Updated October 3 at 12:15 p.m. ET
Early Saturday morning, a Doctors Without Borders trauma hospital in Kunduz, Afghanistan—the only functioning medical center in that part of the country—was unexpectedly hit by a U.S. airstrike. At least 12 staff members and seven patients were killed, and 37 people were injured.
A NATO coalition spokesman said the U.S.-led forces intended the strike as a response against a perceived Taliban threat nearby.

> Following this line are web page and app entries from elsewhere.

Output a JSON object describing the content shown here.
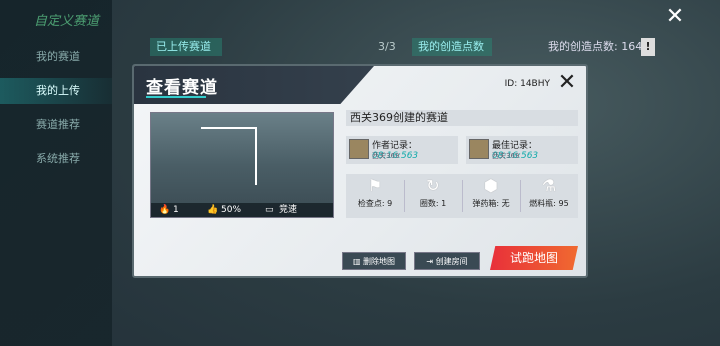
{
  "window": {
    "title": "自定义赛道",
    "close_glyph": "✕"
  },
  "sidebar": {
    "items": [
      {
        "label": "我的赛道",
        "active": false
      },
      {
        "label": "我的上传",
        "active": true
      },
      {
        "label": "赛道推荐",
        "active": false
      },
      {
        "label": "系统推荐",
        "active": false
      }
    ]
  },
  "topbar": {
    "uploaded_tab": "已上传赛道",
    "count": "3/3",
    "creation_points_tab": "我的创造点数",
    "creation_points": "我的创造点数: 164",
    "help_glyph": "!"
  },
  "dialog": {
    "title": "查看赛道",
    "id": "ID: 14BHY",
    "close_glyph": "✕",
    "track_name": "西关369创建的赛道",
    "preview": {
      "likes_count": "1",
      "like_rate": "50%",
      "mode": "竞速"
    },
    "author_record": {
      "label": "作者记录：",
      "time": "08:16:563",
      "player": "西关369"
    },
    "best_record": {
      "label": "最佳记录：",
      "time": "08:16:563",
      "player": "西关369"
    },
    "stats": [
      {
        "icon": "flag-icon",
        "label": "检查点: 9"
      },
      {
        "icon": "loop-icon",
        "label": "圈数: 1"
      },
      {
        "icon": "crate-icon",
        "label": "弹药箱: 无"
      },
      {
        "icon": "fuel-icon",
        "label": "燃料瓶: 95"
      }
    ],
    "buttons": {
      "delete": "删除地图",
      "create_room": "创建房间",
      "test_run": "试跑地图"
    }
  },
  "colors": {
    "accent": "#33cccc",
    "run_button": "#e8303a"
  }
}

A spokeswoman for Doctors Without Borders said “all parties to the conflict, including in Kabul and Washington” had clearly been informed of the exact GPS coordinates of the international charity’s trauma center. The charity, also known internationally as Médecins Sans Frontières, posted on its website that—since fighting in the area first broke out between the Taliban and the Afghan military on Monday—the hospital has treated 394 wounded. Over 80 medical staff members and 105 patients were on site when the strike rocked the building.
“MSF urgently seeks clarity on exactly what took place and how this terrible event could have happened,” the spokeswoman said, adding that bombing continued for more than half an hour after military officials on both sides were contacted.
The organization is “deeply shocked by the attack, the killing of our staff and patients and the heavy toll it has inflicted in Kunduz," said operations director Bart Janssens in a statement. Outrage is also pouring in from the International Red Cross, whose Afghanistan operations director condemned the strike as an “appalling tragedy” that undermines “the capacity of humanitarian organizations to assist the Afghan people at a time when they most urgently need it.”
The U.S. is investigating the strike. U.S. forces have been bombing the Taliban in the region in response to the group’s capture of Kunduz earlier this week, its first takeover of a major Afghan city since 2001.
Saturday’s damage also bears uncomfortable similarities to another event last year, when a United Nations shelter in Gaza was pelted by Israeli forces from the air, leaving 16 dead and hundreds injured.
Tweets from Doctors Without Borders show some of the damage: